(Excerpts from an interface dataset)
* * * * *
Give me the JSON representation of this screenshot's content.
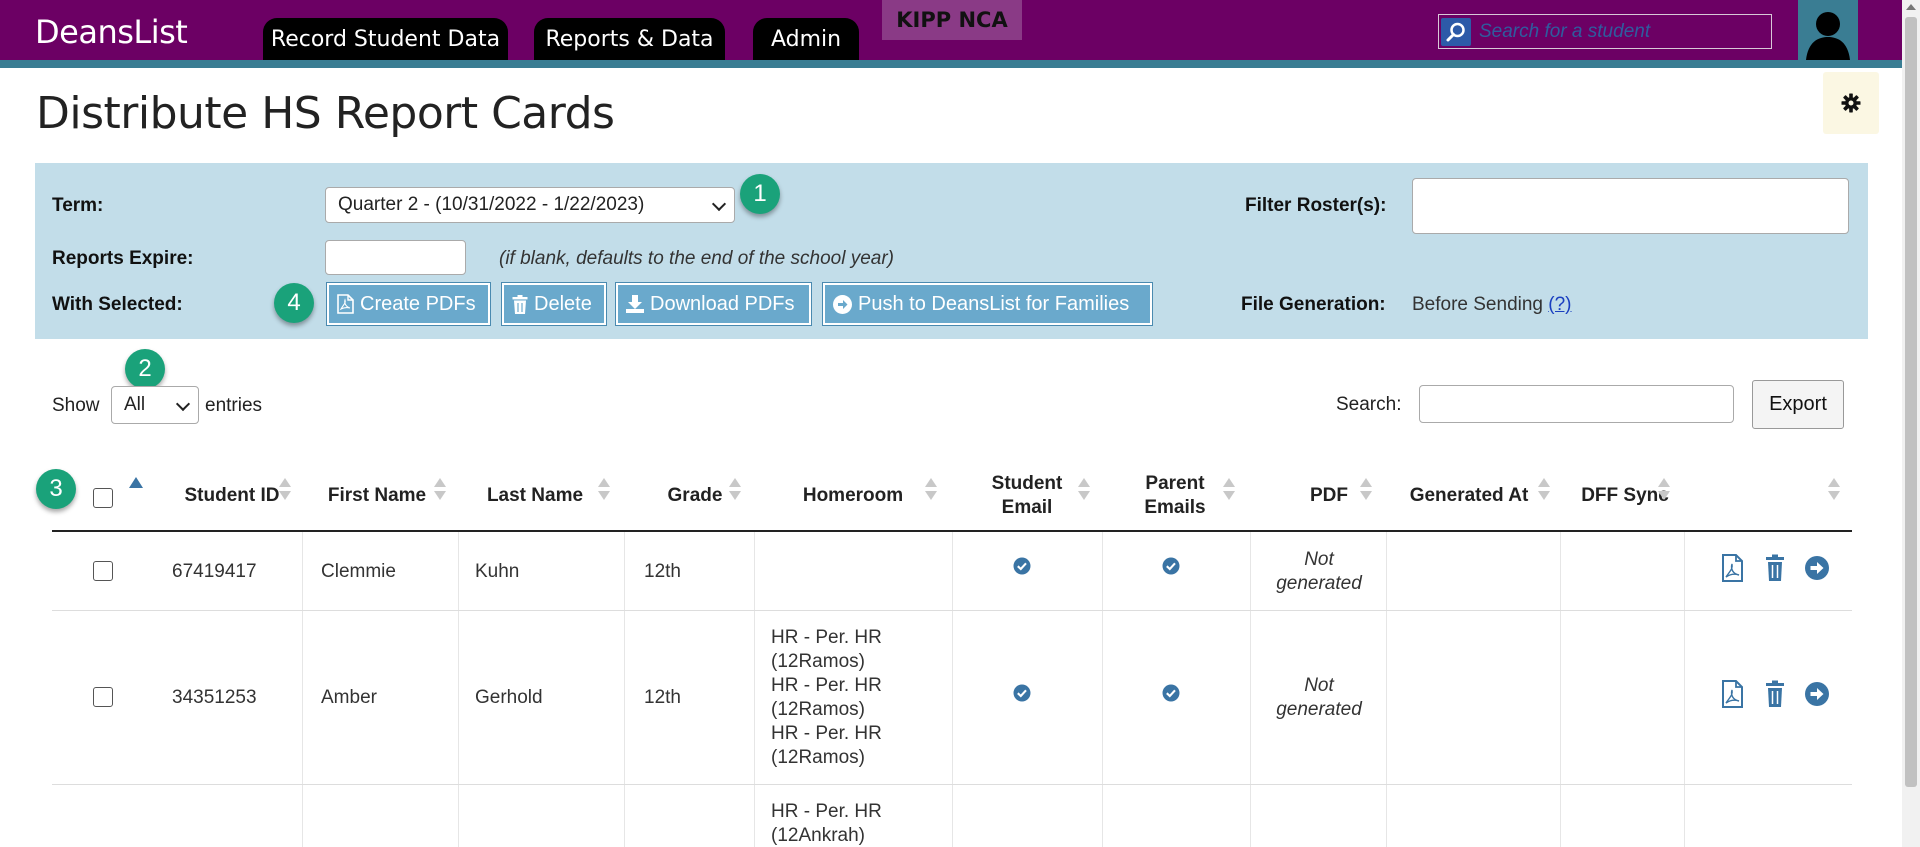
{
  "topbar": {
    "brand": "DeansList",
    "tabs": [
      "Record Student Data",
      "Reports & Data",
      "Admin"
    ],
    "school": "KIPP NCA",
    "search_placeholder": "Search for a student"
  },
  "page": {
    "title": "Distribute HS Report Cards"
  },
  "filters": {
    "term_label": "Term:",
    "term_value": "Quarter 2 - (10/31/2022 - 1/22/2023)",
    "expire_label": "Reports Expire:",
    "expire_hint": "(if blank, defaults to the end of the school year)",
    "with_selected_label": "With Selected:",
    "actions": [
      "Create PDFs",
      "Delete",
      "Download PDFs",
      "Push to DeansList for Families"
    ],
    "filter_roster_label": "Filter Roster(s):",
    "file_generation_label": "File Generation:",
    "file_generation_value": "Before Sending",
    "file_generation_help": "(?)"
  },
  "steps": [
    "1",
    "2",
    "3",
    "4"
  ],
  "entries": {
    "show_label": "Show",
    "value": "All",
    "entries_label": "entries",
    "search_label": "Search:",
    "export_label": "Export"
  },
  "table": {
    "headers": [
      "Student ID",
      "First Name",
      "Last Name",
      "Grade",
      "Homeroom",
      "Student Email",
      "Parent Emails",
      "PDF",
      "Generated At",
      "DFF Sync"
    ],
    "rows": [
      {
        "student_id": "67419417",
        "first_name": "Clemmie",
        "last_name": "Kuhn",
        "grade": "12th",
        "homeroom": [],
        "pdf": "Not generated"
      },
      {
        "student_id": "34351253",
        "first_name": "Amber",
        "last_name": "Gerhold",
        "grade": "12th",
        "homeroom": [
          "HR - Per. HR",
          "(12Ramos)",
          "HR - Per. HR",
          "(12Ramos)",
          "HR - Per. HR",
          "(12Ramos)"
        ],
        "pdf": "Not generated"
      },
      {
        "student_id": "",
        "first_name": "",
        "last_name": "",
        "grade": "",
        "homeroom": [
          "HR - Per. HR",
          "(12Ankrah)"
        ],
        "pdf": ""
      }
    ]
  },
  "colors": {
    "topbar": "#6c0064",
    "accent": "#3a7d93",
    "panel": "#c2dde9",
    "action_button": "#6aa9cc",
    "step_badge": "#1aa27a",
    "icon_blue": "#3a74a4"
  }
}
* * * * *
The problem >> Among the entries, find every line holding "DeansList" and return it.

Expected answer >>
    "brand": "DeansList",
      "Push to DeansList for Families"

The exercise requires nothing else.